Kristine Bunch's attorney Ron Safer said Tuesday she deserves a new trial because arson science is drastically different than it was in 1996 when Bunch was originally convicted.
Bunch was convicted after the state's experts said she poured kerosene through the linoleum-floored bedroom in which Tony was found and into the living room of the trailer, and lit it with a match. Tony had 80% carbon monoxide level in his blood.
Now, Safer argued, arson detectives know a carbon-monoxide level that high would only result from a fire in an enclosed space, not from a fire that spread into the bedroom from another room.

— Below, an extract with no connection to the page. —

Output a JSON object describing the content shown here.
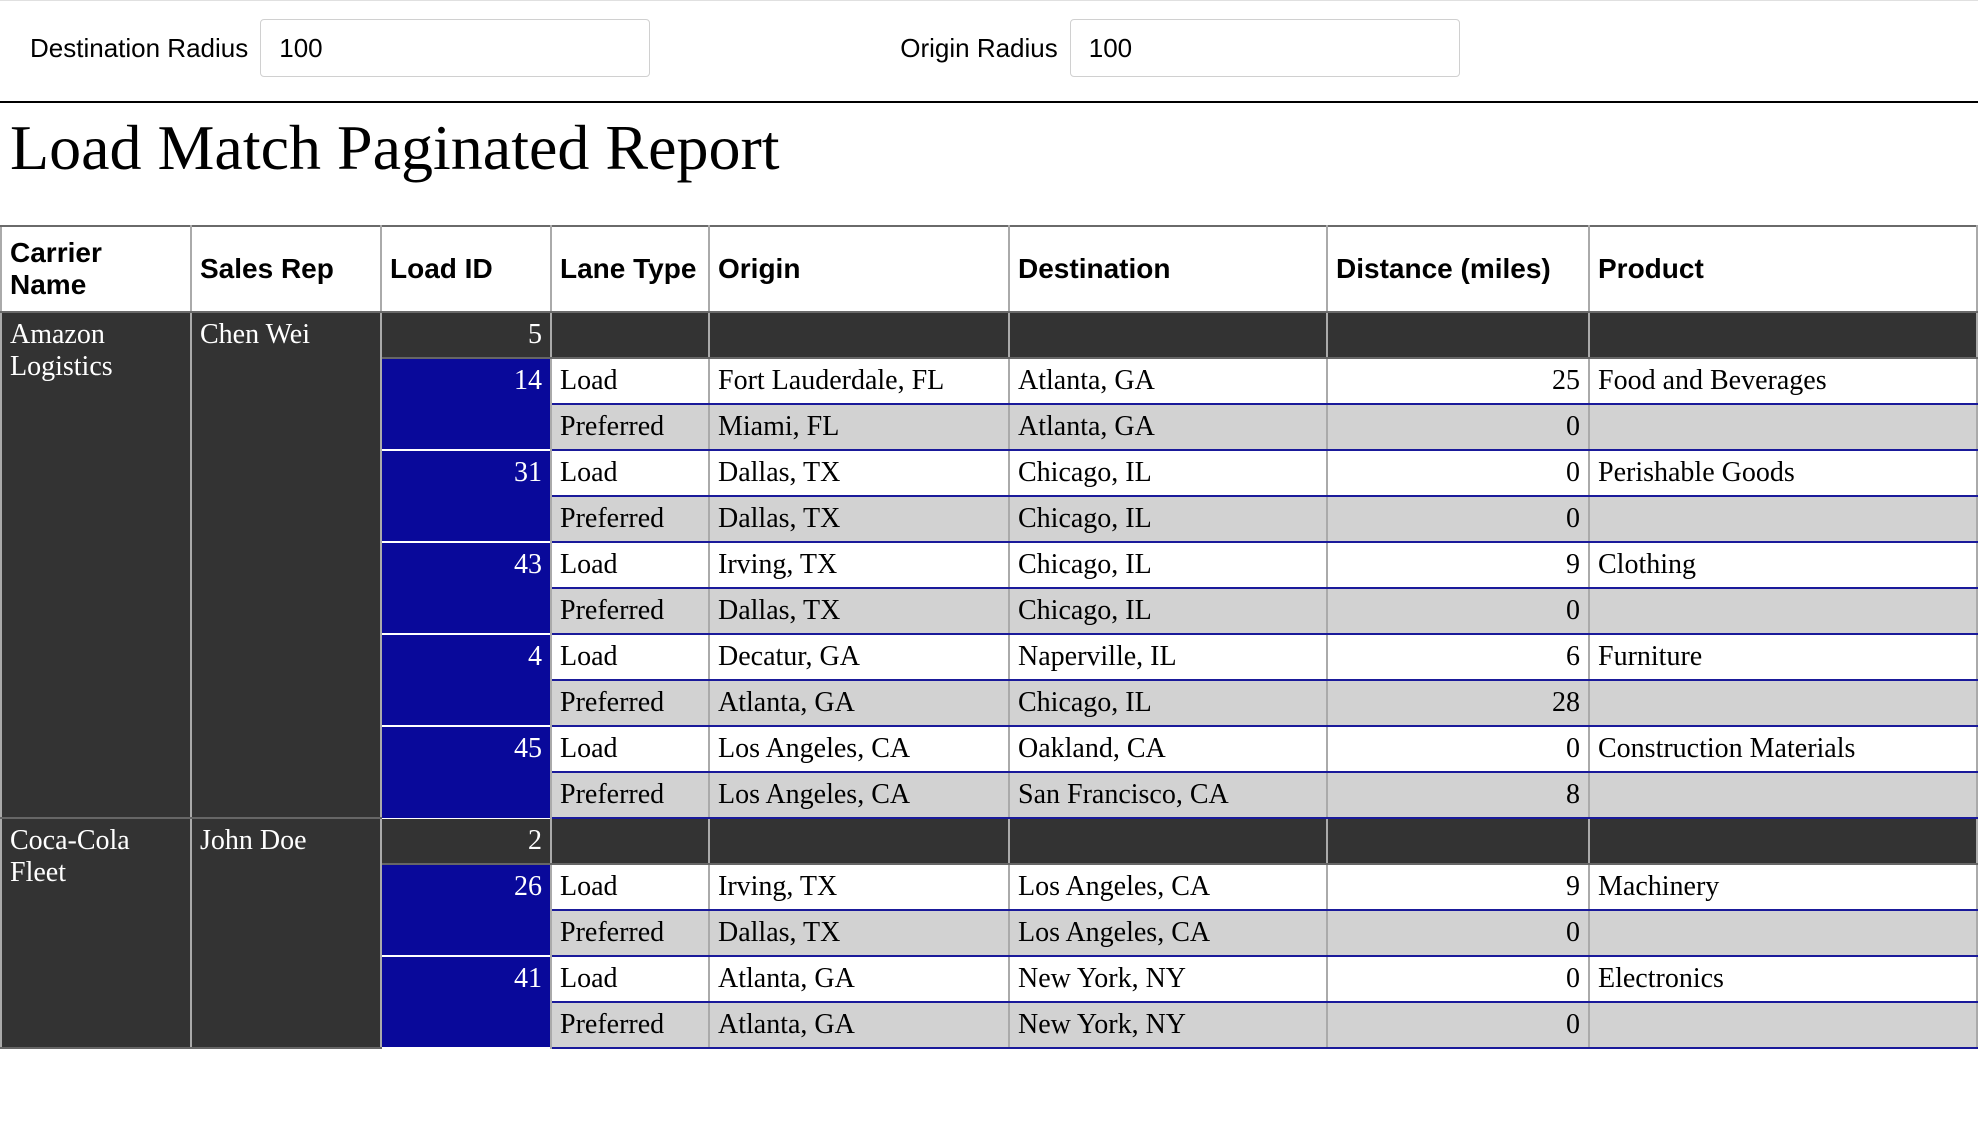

"That means that he was exposed to a fire in a concealed space, a short space like between a ceiling tile and the ceiling where there were a lot of electrical wire. It also means it could not have happened as the state said it would," said Safer.
An appeals attorney argued other experts say carbon-monoxide levels like those found in Tony can occur with a ventilated or smoldering fire.
The appeals court will have to decide if Kristine should get a new trial. Those rulings can take years, but Safer said he is hopeful this one will take weeks.
He said if the court grants Bunch a new trial it could impact similar cases in Indiana and across the nation. He said other state legislatures have changed their standard for arson cases in light of the new scientific research.